Welcome to Hyperion Records, an independent British classical label devoted to presenting high-quality recordings of music of all styles and from all periods from the twelfth century to the twenty-first.

Hyperion offers both CDs, and downloads in a number of formats. The site is also available in several languages.

Please use the dropdown buttons to set your preferred options, or use the checkbox to accept the defaults.

Die Täuschung, D230

First line:
Im Erlenbusch, im Tannenhain
first published in 1855 as a supplement, and then in 1862 as Op 165 No 4
author of text

An enchanting song this, one of those little Schubertian jewels that are always a happy surprise to encounter in those pages of the Gesamtausgabe ignored by all but the avid enthusiast. Schubert found Kosegarten one of his most potent sources of inspiration in 1815; between June and October of that year he composed no less than twenty settings, all of them strophic and none of them of ground-breaking originality. Instead these songs have a gentle sweetness and inner radiance that achieves perfection of a modest but nevertheless endearing kind. For songs of this unpretentious type it seems that E major was the composer’s favourite key. According to John Reed it is the tonality of innocence and joy, and six of the Kosegarten settings from this year are in E major. The same key dominates a group of the 1816 strophic settings, particularly those like Hölty’s Erntelied and Seligkeit which border on folksong. In mood and key Die Täuschung is similar to Die Erscheinung another Kosegarten setting written on the same day, but in its gentle and confidential tone it also prefigures two Hölty settings from May 1816, Die frühe Liebe and Blumenlied.

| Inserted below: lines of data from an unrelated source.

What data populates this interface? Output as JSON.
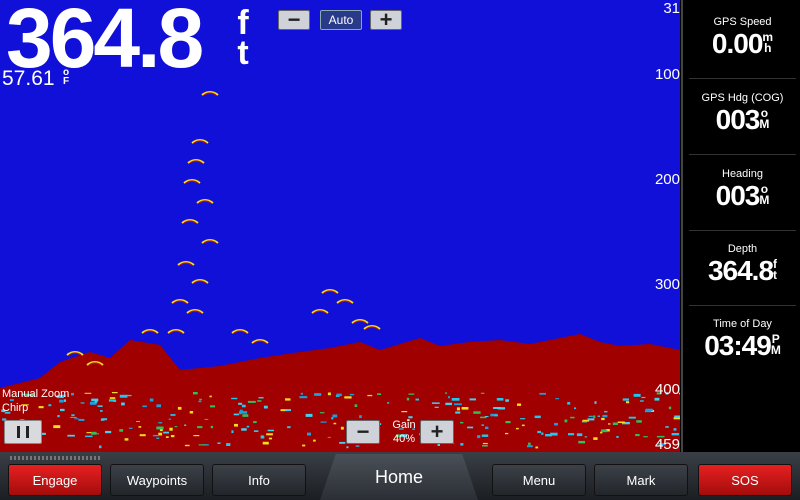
{
  "depth_display": {
    "value": "364.8",
    "unit_top": "f",
    "unit_bottom": "t"
  },
  "water_temp": {
    "value": "57.61",
    "unit_top": "o",
    "unit_bottom": "F"
  },
  "zoom_controls": {
    "minus": "−",
    "mode": "Auto",
    "plus": "+"
  },
  "depth_scale": [
    "31",
    "100",
    "200",
    "300",
    "400",
    "459"
  ],
  "mode_labels": {
    "zoom": "Manual Zoom",
    "frequency": "Chirp"
  },
  "gain": {
    "minus": "−",
    "label": "Gain",
    "value": "40%",
    "plus": "+"
  },
  "panel": {
    "gps_speed": {
      "label": "GPS Speed",
      "value": "0.00",
      "unit_top": "m",
      "unit_bottom": "h"
    },
    "gps_heading": {
      "label": "GPS Hdg (COG)",
      "value": "003",
      "unit_top": "o",
      "unit_bottom": "M"
    },
    "heading": {
      "label": "Heading",
      "value": "003",
      "unit_top": "o",
      "unit_bottom": "M"
    },
    "depth": {
      "label": "Depth",
      "value": "364.8",
      "unit_top": "f",
      "unit_bottom": "t"
    },
    "time": {
      "label": "Time of Day",
      "value": "03:49",
      "unit_top": "P",
      "unit_bottom": "M"
    }
  },
  "bottom_bar": {
    "engage": "Engage",
    "waypoints": "Waypoints",
    "info": "Info",
    "home": "Home",
    "menu": "Menu",
    "mark": "Mark",
    "sos": "SOS"
  },
  "colors": {
    "water": "#1010d8",
    "bottom_return": "#a00000",
    "alarm_button": "#e62020"
  }
}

Among the felicities of Die Täuschung is the gently rocking quaver accompaniment for the left hand; the right hand enters at the end of the first bar and forms a delicate descant throughout, flute music which dances gravely over the slightly old-fashioned Alberti bass. The first thing we hear in the accompaniment’s treble is a sighing motif of five notes which signifies perhaps the gentle sound of the pastoral pipe, or a mysterious smiling presence hovering high over the picture, as separate from the singer as the right hand is from the left. The second half of the strophe (from ‘Vor seinem Lächeln klärt sich schnell’) provides transformation music which reaches its apogee on a high A on the first syllable of ‘Paradies’. The clarity and tessitura of this radiant passage suggests purity, but its chromaticism betokens deception; it is accompanied by a delightful motif of descending thirds phrased into gentle sighs and tremulous trills. The reverse of the song’s coin of simplicity is a gently exquisite sensuality; perhaps that is also a part of the ‘deception’ at the song’s heart. There is no sign here of the unhinged parody of Viennese Gemütlichkeit that characterises the waltz song which, but for the lack of a definite article, is this song’s namesake – Täuschung from Winterreise.

from notes by Graham Johnson © 1994


Schubert: The Complete Songs
CDS44201/40Boxed set + book (at a special price) — Download only
Schubert: The Hyperion Schubert Edition, Vol. 20
CDJ33020Archive Service; also available on CDS44201/40


Track 12 on CDJ33020 [1'41] Archive Service; also available on CDS44201/40
Track 4 on CDS44201/40 CD8 [1'41] Boxed set + book (at a special price) — Download only

Track-specific metadata

Click track numbers above to select
Waiting for content to load...
Waiting for content to load...